** Opening Given records block **

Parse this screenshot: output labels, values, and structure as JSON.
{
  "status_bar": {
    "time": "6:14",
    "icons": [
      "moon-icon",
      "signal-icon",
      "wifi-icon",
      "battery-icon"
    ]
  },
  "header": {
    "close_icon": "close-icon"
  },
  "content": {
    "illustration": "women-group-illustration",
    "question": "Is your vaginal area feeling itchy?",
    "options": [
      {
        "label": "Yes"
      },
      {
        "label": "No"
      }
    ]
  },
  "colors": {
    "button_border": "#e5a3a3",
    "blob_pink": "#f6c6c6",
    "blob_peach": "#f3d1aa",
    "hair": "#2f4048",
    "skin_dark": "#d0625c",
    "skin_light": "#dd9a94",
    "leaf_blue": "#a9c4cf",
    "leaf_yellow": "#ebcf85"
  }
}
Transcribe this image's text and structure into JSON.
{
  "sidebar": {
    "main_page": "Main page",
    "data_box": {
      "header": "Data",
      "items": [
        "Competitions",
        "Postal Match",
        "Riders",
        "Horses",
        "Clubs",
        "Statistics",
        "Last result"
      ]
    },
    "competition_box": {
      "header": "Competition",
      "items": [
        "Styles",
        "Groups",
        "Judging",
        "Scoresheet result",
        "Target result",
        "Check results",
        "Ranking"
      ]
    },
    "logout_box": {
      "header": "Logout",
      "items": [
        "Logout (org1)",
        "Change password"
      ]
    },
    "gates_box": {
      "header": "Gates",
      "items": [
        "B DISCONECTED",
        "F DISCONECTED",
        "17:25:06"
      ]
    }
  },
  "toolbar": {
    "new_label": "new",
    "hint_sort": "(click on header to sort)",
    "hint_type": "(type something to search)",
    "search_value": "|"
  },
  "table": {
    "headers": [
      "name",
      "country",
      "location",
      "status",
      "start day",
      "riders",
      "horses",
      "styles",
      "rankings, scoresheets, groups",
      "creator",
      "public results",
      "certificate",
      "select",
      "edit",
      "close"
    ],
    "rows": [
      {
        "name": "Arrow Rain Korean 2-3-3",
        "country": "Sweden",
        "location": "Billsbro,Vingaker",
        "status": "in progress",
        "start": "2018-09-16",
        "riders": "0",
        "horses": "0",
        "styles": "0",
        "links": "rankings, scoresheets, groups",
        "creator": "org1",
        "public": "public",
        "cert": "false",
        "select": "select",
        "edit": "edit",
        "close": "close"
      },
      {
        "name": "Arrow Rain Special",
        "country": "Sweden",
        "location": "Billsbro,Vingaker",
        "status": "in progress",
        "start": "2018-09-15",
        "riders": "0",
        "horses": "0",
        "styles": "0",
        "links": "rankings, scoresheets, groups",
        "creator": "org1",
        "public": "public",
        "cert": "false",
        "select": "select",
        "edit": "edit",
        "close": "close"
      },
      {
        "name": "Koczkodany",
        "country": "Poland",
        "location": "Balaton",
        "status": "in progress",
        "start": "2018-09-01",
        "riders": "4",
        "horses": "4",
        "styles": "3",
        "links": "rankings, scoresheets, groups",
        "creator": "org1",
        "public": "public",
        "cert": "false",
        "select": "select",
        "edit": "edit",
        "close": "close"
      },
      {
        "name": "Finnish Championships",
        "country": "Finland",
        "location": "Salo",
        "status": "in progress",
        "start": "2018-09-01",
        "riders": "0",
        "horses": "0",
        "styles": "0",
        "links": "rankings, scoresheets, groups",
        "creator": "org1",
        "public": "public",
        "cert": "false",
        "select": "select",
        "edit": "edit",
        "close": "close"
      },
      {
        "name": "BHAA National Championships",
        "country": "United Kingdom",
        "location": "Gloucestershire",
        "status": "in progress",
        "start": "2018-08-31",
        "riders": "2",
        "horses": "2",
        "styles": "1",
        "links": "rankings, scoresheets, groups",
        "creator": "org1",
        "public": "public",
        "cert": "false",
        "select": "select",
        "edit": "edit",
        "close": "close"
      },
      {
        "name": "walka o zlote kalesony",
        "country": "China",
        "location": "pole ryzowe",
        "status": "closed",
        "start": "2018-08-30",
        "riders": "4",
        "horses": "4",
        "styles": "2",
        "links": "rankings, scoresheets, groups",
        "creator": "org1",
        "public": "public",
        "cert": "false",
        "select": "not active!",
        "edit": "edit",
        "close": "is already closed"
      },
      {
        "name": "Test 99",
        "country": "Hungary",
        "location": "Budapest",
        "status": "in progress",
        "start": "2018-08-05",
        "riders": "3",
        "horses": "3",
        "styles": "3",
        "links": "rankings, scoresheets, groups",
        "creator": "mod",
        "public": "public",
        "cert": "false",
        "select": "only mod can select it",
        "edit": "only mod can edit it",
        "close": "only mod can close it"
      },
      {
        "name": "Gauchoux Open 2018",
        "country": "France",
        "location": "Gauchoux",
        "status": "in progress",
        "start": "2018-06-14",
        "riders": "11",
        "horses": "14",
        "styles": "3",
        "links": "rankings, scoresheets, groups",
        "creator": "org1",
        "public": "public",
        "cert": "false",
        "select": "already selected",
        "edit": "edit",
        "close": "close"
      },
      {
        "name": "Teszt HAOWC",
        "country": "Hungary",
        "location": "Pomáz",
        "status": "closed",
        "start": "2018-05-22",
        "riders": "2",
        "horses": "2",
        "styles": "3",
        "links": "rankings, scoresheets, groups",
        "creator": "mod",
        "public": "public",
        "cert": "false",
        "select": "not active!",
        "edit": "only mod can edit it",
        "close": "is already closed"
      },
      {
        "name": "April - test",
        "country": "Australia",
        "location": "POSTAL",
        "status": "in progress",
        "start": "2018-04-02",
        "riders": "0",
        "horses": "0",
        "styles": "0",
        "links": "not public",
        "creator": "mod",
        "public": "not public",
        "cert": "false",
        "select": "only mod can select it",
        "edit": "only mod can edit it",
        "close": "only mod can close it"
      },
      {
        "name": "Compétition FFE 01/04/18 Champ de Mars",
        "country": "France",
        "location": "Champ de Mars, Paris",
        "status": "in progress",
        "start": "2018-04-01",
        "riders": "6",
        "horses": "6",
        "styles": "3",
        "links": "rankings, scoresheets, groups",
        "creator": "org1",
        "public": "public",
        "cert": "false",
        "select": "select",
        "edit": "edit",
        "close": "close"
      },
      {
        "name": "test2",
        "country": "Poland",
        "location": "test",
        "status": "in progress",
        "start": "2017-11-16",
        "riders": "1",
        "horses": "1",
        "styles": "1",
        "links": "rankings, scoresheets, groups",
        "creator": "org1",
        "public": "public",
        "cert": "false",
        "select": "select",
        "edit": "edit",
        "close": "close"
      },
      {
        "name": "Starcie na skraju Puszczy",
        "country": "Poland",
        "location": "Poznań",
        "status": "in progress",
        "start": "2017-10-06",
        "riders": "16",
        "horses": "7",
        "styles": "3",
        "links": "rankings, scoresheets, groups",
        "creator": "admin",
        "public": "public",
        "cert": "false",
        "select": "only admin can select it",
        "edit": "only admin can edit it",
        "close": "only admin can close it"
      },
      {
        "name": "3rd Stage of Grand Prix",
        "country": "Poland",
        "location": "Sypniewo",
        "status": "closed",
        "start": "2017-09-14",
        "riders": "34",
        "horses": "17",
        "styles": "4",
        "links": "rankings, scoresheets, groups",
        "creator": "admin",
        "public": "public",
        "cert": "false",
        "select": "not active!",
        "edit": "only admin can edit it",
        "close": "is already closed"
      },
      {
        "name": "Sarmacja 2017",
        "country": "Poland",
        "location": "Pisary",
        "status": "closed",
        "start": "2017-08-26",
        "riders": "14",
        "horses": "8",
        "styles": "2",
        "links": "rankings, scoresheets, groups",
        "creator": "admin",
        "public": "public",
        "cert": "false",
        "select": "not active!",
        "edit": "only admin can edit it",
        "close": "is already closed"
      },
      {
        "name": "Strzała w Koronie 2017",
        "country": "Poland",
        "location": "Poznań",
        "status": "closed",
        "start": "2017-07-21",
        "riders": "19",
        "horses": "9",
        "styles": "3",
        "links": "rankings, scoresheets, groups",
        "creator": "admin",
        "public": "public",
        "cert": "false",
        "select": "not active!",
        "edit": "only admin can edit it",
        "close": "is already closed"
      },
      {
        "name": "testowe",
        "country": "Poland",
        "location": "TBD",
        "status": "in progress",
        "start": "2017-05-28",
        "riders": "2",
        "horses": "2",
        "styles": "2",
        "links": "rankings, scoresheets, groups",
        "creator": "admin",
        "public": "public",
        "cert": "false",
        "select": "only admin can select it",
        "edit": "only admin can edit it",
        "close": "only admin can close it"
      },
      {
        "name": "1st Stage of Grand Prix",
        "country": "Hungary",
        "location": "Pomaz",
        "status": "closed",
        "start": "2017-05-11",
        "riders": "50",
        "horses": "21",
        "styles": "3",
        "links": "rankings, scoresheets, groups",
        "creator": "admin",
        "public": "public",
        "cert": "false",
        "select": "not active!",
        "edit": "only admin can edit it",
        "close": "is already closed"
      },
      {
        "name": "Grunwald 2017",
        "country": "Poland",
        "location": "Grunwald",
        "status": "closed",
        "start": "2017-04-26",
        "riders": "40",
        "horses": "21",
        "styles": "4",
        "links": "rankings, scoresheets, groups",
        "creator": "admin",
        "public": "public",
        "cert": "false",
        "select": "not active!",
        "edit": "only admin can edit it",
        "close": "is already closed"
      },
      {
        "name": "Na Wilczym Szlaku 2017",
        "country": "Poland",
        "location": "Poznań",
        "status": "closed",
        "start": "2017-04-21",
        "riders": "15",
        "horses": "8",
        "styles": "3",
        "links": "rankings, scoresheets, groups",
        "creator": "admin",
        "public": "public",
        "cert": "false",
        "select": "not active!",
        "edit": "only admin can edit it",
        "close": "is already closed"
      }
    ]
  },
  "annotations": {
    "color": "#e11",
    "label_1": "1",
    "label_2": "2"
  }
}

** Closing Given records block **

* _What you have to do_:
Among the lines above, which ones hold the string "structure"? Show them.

* _Task output_:
Parse this screenshot: output labels, values, and structure as JSON.
Transcribe this image's text and structure into JSON.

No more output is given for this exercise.